## TASK DIRECTIONS
Copy every line of the records below where the word "true" occurs.

## Component data from apps and pages

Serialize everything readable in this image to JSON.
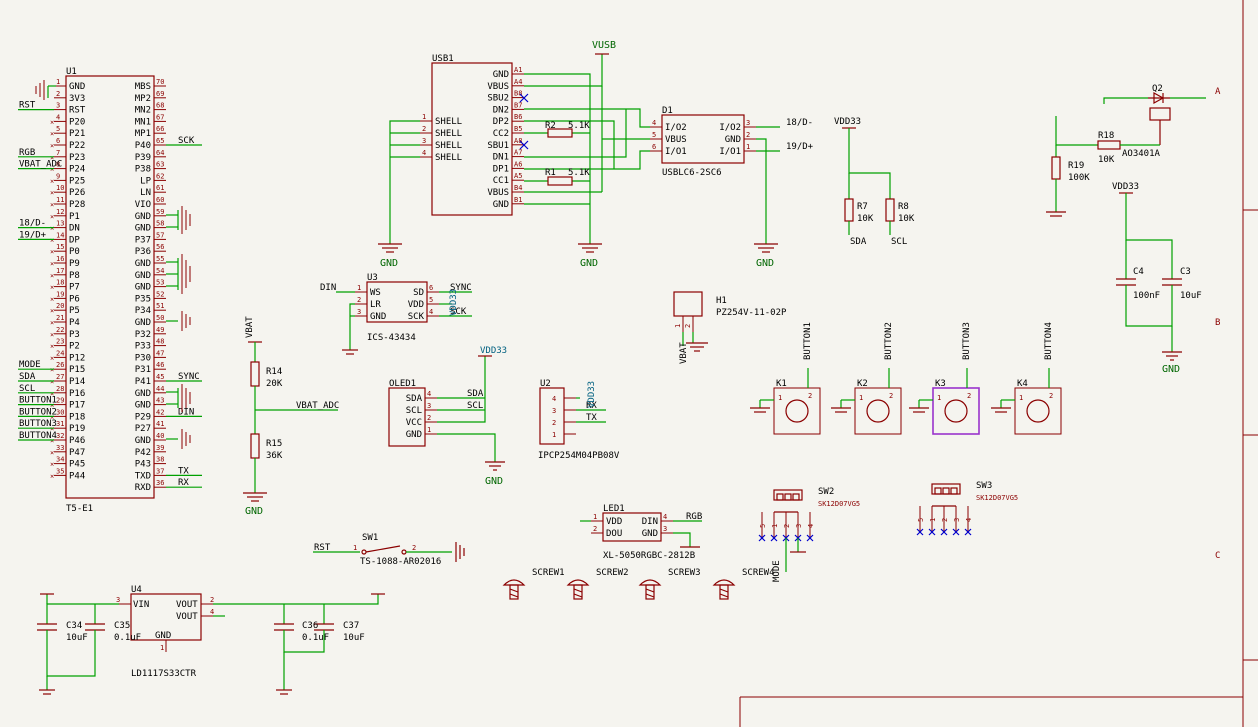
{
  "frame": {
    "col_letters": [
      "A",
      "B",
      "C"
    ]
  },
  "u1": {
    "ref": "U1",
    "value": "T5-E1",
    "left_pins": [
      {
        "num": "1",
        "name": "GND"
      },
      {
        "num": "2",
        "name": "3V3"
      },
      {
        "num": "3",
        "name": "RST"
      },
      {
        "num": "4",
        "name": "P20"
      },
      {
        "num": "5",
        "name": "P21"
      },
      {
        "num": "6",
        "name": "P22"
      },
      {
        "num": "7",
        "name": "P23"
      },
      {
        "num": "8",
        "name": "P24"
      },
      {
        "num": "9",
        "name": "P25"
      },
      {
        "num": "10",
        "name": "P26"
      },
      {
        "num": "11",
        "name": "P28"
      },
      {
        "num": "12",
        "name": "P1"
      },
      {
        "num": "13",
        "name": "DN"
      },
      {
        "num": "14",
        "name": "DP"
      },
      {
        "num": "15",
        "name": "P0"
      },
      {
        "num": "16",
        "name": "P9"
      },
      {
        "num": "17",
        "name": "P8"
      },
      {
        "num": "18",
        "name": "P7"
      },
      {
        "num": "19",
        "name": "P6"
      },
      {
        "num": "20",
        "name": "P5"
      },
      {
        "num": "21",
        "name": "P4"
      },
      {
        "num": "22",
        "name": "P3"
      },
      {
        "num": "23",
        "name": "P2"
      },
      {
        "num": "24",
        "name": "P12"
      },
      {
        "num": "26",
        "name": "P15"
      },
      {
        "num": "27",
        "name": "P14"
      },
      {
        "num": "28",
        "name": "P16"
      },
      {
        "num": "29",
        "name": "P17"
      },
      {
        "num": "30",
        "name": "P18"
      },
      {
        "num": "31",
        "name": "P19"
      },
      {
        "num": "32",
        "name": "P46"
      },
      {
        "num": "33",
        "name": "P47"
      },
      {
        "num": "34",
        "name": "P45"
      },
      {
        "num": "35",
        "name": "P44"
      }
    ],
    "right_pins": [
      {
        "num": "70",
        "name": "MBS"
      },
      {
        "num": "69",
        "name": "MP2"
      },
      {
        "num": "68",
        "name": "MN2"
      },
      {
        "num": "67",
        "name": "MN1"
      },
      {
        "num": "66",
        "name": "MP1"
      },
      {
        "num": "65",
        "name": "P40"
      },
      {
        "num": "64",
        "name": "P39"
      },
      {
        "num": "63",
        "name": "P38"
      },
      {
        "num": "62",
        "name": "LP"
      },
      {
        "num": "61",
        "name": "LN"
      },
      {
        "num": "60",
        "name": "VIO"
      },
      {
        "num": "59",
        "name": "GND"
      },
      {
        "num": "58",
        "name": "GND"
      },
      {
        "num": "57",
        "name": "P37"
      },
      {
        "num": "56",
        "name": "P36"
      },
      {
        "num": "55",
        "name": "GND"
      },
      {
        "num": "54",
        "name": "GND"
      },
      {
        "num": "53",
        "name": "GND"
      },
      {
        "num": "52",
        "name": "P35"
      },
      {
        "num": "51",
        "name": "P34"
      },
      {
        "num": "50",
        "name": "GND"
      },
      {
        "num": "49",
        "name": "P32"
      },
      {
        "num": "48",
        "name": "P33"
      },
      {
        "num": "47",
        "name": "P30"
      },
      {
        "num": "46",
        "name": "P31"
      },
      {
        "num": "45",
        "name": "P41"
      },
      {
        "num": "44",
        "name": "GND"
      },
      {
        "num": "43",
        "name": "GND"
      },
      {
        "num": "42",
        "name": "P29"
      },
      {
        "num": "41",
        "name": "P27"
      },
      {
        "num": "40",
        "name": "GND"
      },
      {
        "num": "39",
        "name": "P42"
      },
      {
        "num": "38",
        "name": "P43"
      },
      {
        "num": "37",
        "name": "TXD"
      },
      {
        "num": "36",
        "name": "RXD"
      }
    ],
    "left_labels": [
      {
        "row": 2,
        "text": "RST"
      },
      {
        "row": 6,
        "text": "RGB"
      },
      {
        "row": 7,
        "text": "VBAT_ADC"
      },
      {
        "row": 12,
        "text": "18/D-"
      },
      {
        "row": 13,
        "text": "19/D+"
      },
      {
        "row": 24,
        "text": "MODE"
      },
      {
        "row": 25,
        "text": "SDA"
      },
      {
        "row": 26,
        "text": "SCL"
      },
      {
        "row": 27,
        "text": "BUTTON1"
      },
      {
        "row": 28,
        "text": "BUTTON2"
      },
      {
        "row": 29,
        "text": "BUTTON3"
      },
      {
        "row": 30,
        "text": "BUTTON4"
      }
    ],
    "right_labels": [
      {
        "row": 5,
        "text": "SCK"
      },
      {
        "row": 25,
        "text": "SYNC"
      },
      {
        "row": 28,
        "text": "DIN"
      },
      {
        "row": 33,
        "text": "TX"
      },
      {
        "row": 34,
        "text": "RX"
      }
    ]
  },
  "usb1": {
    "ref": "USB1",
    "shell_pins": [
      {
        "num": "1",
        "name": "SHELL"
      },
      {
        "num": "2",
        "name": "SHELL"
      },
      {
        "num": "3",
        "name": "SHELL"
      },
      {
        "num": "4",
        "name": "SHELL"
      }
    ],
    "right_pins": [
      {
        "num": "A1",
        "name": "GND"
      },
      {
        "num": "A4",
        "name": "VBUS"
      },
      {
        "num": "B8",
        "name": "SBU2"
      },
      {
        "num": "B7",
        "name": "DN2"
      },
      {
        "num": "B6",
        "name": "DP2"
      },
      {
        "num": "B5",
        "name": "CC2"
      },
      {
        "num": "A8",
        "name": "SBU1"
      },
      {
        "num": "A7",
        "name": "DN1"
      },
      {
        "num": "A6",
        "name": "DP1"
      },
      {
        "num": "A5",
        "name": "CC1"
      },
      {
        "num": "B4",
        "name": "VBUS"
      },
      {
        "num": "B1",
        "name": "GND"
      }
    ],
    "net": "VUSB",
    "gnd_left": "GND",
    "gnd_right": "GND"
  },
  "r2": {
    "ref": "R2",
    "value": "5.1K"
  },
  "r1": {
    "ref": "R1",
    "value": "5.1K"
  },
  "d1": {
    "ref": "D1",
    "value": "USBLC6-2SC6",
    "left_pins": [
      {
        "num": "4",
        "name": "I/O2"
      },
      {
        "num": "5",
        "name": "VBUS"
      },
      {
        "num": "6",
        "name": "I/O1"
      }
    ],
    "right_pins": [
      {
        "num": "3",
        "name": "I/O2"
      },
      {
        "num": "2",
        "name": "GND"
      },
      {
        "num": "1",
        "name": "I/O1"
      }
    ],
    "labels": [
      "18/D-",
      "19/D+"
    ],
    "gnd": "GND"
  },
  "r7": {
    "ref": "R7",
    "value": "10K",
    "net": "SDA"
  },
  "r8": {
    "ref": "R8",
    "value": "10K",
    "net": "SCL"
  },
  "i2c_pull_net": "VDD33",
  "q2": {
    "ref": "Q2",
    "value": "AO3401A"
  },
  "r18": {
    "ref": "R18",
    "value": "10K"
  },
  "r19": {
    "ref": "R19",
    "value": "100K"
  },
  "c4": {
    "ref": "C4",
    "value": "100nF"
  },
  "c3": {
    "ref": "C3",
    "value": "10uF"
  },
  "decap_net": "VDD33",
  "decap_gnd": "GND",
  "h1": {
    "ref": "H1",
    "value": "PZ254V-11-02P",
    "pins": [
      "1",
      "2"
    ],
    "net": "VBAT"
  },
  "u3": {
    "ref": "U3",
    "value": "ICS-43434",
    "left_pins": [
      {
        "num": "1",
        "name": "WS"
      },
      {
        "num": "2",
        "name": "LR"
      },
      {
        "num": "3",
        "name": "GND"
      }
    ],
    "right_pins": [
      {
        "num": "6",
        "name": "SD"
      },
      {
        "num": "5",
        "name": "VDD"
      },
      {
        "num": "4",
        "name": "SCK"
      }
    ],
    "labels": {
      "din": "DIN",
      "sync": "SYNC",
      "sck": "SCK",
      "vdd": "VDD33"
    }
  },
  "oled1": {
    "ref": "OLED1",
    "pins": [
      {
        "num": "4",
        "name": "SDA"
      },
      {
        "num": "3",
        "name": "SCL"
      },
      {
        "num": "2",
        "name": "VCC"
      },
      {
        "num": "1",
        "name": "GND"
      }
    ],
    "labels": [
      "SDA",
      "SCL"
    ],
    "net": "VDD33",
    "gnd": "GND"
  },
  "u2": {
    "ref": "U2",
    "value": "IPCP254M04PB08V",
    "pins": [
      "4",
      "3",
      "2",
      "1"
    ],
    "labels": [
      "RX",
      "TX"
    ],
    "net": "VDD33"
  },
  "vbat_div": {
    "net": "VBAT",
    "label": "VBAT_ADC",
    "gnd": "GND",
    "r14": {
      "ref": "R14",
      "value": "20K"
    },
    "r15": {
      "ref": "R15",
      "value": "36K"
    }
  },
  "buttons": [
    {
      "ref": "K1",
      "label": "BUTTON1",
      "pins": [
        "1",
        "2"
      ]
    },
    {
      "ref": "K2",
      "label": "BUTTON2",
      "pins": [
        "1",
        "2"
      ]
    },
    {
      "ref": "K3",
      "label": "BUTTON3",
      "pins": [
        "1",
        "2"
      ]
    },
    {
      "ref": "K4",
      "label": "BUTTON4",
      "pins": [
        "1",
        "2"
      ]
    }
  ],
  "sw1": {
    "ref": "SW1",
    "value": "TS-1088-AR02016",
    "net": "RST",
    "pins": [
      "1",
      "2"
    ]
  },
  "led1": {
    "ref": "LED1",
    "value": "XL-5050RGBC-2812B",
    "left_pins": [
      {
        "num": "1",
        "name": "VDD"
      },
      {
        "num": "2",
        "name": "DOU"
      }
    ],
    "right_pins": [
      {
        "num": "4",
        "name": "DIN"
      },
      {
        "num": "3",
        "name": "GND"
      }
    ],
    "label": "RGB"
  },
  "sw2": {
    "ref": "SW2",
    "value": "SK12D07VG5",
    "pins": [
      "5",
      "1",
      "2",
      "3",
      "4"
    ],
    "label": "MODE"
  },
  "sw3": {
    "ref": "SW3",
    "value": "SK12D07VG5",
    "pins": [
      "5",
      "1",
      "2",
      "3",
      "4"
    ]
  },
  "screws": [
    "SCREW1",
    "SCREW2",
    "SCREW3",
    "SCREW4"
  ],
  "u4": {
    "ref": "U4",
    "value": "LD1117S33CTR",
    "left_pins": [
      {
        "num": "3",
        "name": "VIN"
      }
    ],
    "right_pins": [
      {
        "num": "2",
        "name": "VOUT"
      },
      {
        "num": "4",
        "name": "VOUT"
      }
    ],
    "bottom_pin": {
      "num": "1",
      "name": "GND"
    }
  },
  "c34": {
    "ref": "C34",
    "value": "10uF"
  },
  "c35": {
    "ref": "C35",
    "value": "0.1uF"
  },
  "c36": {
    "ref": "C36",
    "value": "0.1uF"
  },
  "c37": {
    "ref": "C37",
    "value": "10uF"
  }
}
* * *
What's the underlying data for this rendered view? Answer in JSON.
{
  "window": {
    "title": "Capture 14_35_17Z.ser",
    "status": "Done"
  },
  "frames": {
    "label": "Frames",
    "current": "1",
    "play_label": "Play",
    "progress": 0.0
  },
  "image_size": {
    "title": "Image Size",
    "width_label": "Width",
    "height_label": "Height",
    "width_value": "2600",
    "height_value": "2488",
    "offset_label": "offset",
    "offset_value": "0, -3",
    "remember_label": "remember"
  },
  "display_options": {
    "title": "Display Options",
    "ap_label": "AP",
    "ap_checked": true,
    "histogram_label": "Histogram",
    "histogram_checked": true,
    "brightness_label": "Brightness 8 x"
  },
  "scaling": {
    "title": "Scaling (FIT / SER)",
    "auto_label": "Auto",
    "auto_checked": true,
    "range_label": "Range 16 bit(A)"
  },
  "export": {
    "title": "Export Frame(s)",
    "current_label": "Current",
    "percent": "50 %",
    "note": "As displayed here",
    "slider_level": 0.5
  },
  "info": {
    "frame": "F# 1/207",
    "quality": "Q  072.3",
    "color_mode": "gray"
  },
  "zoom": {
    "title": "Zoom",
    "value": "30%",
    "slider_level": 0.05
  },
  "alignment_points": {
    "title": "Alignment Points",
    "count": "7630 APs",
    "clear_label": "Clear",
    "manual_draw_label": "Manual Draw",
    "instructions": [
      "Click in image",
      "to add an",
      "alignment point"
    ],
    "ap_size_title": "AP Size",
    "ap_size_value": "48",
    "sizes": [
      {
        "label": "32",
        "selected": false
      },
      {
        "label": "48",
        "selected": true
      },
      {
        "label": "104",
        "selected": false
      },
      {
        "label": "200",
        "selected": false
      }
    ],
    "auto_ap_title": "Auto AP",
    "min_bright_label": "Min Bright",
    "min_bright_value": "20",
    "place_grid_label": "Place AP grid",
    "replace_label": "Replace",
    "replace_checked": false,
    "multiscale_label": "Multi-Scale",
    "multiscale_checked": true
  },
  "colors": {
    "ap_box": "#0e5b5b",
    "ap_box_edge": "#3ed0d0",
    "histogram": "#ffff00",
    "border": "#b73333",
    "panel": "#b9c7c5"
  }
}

## SOLUTION TO THE EXERCISE
    "ap_checked": true,
    "histogram_checked": true,
    "auto_checked": true,
        "selected": true
    "multiscale_checked": true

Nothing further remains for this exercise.